AIM OF THE EXERCISE —
Your task is to output all the records below, word for word.

RECORDS —
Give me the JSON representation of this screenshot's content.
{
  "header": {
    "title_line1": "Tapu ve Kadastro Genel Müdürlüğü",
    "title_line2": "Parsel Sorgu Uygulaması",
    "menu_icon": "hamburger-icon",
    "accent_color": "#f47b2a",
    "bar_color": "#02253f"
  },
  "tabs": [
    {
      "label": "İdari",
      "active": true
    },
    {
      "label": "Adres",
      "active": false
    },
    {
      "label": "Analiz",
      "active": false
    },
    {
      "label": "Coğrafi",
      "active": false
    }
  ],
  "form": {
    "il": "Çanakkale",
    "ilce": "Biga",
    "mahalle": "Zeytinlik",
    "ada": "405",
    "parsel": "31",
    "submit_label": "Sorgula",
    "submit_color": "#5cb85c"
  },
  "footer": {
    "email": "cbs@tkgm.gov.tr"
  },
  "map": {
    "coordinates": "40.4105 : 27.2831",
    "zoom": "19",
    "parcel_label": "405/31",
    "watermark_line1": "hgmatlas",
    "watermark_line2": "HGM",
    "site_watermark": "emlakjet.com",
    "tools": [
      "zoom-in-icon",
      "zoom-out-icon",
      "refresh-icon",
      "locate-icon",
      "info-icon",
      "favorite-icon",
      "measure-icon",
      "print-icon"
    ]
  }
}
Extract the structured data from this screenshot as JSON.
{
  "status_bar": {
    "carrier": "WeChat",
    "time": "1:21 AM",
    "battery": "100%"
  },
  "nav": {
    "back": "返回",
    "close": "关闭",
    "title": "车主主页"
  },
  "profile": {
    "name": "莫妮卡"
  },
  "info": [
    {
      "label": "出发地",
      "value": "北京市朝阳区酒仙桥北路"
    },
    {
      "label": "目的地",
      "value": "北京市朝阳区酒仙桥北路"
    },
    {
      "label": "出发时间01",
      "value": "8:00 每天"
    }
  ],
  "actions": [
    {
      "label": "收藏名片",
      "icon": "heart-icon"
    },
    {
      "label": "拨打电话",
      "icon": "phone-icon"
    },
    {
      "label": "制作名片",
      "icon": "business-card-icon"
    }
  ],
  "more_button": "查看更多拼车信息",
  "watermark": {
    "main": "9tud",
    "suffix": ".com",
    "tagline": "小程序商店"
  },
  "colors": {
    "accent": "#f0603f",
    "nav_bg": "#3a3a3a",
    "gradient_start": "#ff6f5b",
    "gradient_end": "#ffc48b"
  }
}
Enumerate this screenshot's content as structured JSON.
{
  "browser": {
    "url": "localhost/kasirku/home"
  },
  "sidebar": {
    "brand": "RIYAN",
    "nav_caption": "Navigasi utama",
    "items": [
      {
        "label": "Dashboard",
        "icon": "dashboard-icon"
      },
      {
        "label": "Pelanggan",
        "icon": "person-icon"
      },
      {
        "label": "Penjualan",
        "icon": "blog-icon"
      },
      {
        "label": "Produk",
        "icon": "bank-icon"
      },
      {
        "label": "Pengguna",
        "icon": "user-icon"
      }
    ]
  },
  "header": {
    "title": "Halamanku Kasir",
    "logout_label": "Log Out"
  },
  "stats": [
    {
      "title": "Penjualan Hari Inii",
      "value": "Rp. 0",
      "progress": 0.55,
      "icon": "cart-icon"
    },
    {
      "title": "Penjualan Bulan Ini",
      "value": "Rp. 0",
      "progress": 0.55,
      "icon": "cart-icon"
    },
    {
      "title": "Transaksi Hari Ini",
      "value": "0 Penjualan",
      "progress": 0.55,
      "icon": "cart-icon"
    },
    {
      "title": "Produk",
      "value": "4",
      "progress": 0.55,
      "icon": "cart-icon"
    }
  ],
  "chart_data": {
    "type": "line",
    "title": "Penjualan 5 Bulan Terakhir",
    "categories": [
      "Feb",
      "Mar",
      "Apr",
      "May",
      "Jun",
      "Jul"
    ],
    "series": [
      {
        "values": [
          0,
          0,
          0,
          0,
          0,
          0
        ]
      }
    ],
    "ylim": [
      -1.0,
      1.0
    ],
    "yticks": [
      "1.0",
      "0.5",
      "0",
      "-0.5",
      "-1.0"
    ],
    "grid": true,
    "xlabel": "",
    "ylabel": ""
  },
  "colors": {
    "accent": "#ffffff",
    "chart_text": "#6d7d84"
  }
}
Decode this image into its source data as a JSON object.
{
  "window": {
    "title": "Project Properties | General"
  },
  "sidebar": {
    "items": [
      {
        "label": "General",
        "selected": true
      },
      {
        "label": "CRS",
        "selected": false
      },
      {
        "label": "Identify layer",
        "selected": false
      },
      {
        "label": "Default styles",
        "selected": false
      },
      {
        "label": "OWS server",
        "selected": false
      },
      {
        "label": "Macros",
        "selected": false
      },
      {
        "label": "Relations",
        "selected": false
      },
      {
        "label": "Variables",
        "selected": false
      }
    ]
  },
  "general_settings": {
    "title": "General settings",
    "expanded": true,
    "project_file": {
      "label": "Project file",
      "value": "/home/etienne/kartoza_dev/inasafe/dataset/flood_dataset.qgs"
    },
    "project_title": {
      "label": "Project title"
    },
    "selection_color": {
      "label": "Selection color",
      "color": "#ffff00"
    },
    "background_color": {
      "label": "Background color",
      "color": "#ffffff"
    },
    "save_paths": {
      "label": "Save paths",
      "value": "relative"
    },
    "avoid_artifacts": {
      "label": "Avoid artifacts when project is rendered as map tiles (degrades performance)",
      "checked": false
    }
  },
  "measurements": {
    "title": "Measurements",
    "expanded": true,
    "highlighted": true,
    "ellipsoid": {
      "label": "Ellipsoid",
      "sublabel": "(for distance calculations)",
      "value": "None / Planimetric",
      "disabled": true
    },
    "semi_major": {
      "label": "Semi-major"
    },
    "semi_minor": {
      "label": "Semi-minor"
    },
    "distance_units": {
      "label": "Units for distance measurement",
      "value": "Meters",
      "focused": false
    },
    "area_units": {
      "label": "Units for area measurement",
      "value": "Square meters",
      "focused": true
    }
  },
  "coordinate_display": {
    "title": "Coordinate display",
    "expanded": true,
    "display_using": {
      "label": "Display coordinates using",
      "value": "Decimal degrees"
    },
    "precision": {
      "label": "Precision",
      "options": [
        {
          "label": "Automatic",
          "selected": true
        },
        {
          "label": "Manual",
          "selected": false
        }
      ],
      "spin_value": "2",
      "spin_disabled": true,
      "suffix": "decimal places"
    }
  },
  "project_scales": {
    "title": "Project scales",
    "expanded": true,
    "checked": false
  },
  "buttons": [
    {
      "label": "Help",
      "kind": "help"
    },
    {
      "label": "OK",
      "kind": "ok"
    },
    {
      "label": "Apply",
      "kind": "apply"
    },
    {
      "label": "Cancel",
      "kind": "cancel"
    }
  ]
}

REPLY TO THE TASK —
Give me the JSON representation of this screenshot's content.
{
  "header": {
    "title_line1": "Tapu ve Kadastro Genel Müdürlüğü",
    "title_line2": "Parsel Sorgu Uygulaması",
    "menu_icon": "hamburger-icon",
    "accent_color": "#f47b2a",
    "bar_color": "#02253f"
  },
  "tabs": [
    {
      "label": "İdari",
      "active": true
    },
    {
      "label": "Adres",
      "active": false
    },
    {
      "label": "Analiz",
      "active": false
    },
    {
      "label": "Coğrafi",
      "active": false
    }
  ],
  "form": {
    "il": "Çanakkale",
    "ilce": "Biga",
    "mahalle": "Zeytinlik",
    "ada": "405",
    "parsel": "31",
    "submit_label": "Sorgula",
    "submit_color": "#5cb85c"
  },
  "footer": {
    "email": "cbs@tkgm.gov.tr"
  },
  "map": {
    "coordinates": "40.4105 : 27.2831",
    "zoom": "19",
    "parcel_label": "405/31",
    "watermark_line1": "hgmatlas",
    "watermark_line2": "HGM",
    "site_watermark": "emlakjet.com",
    "tools": [
      "zoom-in-icon",
      "zoom-out-icon",
      "refresh-icon",
      "locate-icon",
      "info-icon",
      "favorite-icon",
      "measure-icon",
      "print-icon"
    ]
  }
}
Extract the structured data from this screenshot as JSON.
{
  "status_bar": {
    "carrier": "WeChat",
    "time": "1:21 AM",
    "battery": "100%"
  },
  "nav": {
    "back": "返回",
    "close": "关闭",
    "title": "车主主页"
  },
  "profile": {
    "name": "莫妮卡"
  },
  "info": [
    {
      "label": "出发地",
      "value": "北京市朝阳区酒仙桥北路"
    },
    {
      "label": "目的地",
      "value": "北京市朝阳区酒仙桥北路"
    },
    {
      "label": "出发时间01",
      "value": "8:00 每天"
    }
  ],
  "actions": [
    {
      "label": "收藏名片",
      "icon": "heart-icon"
    },
    {
      "label": "拨打电话",
      "icon": "phone-icon"
    },
    {
      "label": "制作名片",
      "icon": "business-card-icon"
    }
  ],
  "more_button": "查看更多拼车信息",
  "watermark": {
    "main": "9tud",
    "suffix": ".com",
    "tagline": "小程序商店"
  },
  "colors": {
    "accent": "#f0603f",
    "nav_bg": "#3a3a3a",
    "gradient_start": "#ff6f5b",
    "gradient_end": "#ffc48b"
  }
}
Enumerate this screenshot's content as structured JSON.
{
  "browser": {
    "url": "localhost/kasirku/home"
  },
  "sidebar": {
    "brand": "RIYAN",
    "nav_caption": "Navigasi utama",
    "items": [
      {
        "label": "Dashboard",
        "icon": "dashboard-icon"
      },
      {
        "label": "Pelanggan",
        "icon": "person-icon"
      },
      {
        "label": "Penjualan",
        "icon": "blog-icon"
      },
      {
        "label": "Produk",
        "icon": "bank-icon"
      },
      {
        "label": "Pengguna",
        "icon": "user-icon"
      }
    ]
  },
  "header": {
    "title": "Halamanku Kasir",
    "logout_label": "Log Out"
  },
  "stats": [
    {
      "title": "Penjualan Hari Inii",
      "value": "Rp. 0",
      "progress": 0.55,
      "icon": "cart-icon"
    },
    {
      "title": "Penjualan Bulan Ini",
      "value": "Rp. 0",
      "progress": 0.55,
      "icon": "cart-icon"
    },
    {
      "title": "Transaksi Hari Ini",
      "value": "0 Penjualan",
      "progress": 0.55,
      "icon": "cart-icon"
    },
    {
      "title": "Produk",
      "value": "4",
      "progress": 0.55,
      "icon": "cart-icon"
    }
  ],
  "chart_data": {
    "type": "line",
    "title": "Penjualan 5 Bulan Terakhir",
    "categories": [
      "Feb",
      "Mar",
      "Apr",
      "May",
      "Jun",
      "Jul"
    ],
    "series": [
      {
        "values": [
          0,
          0,
          0,
          0,
          0,
          0
        ]
      }
    ],
    "ylim": [
      -1.0,
      1.0
    ],
    "yticks": [
      "1.0",
      "0.5",
      "0",
      "-0.5",
      "-1.0"
    ],
    "grid": true,
    "xlabel": "",
    "ylabel": ""
  },
  "colors": {
    "accent": "#ffffff",
    "chart_text": "#6d7d84"
  }
}
Decode this image into its source data as a JSON object.
{
  "window": {
    "title": "Project Properties | General"
  },
  "sidebar": {
    "items": [
      {
        "label": "General",
        "selected": true
      },
      {
        "label": "CRS",
        "selected": false
      },
      {
        "label": "Identify layer",
        "selected": false
      },
      {
        "label": "Default styles",
        "selected": false
      },
      {
        "label": "OWS server",
        "selected": false
      },
      {
        "label": "Macros",
        "selected": false
      },
      {
        "label": "Relations",
        "selected": false
      },
      {
        "label": "Variables",
        "selected": false
      }
    ]
  },
  "general_settings": {
    "title": "General settings",
    "expanded": true,
    "project_file": {
      "label": "Project file",
      "value": "/home/etienne/kartoza_dev/inasafe/dataset/flood_dataset.qgs"
    },
    "project_title": {
      "label": "Project title"
    },
    "selection_color": {
      "label": "Selection color",
      "color": "#ffff00"
    },
    "background_color": {
      "label": "Background color",
      "color": "#ffffff"
    },
    "save_paths": {
      "label": "Save paths",
      "value": "relative"
    },
    "avoid_artifacts": {
      "label": "Avoid artifacts when project is rendered as map tiles (degrades performance)",
      "checked": false
    }
  },
  "measurements": {
    "title": "Measurements",
    "expanded": true,
    "highlighted": true,
    "ellipsoid": {
      "label": "Ellipsoid",
      "sublabel": "(for distance calculations)",
      "value": "None / Planimetric",
      "disabled": true
    },
    "semi_major": {
      "label": "Semi-major"
    },
    "semi_minor": {
      "label": "Semi-minor"
    },
    "distance_units": {
      "label": "Units for distance measurement",
      "value": "Meters",
      "focused": false
    },
    "area_units": {
      "label": "Units for area measurement",
      "value": "Square meters",
      "focused": true
    }
  },
  "coordinate_display": {
    "title": "Coordinate display",
    "expanded": true,
    "display_using": {
      "label": "Display coordinates using",
      "value": "Decimal degrees"
    },
    "precision": {
      "label": "Precision",
      "options": [
        {
          "label": "Automatic",
          "selected": true
        },
        {
          "label": "Manual",
          "selected": false
        }
      ],
      "spin_value": "2",
      "spin_disabled": true,
      "suffix": "decimal places"
    }
  },
  "project_scales": {
    "title": "Project scales",
    "expanded": true,
    "checked": false
  },
  "buttons": [
    {
      "label": "Help",
      "kind": "help"
    },
    {
      "label": "OK",
      "kind": "ok"
    },
    {
      "label": "Apply",
      "kind": "apply"
    },
    {
      "label": "Cancel",
      "kind": "cancel"
    }
  ]
}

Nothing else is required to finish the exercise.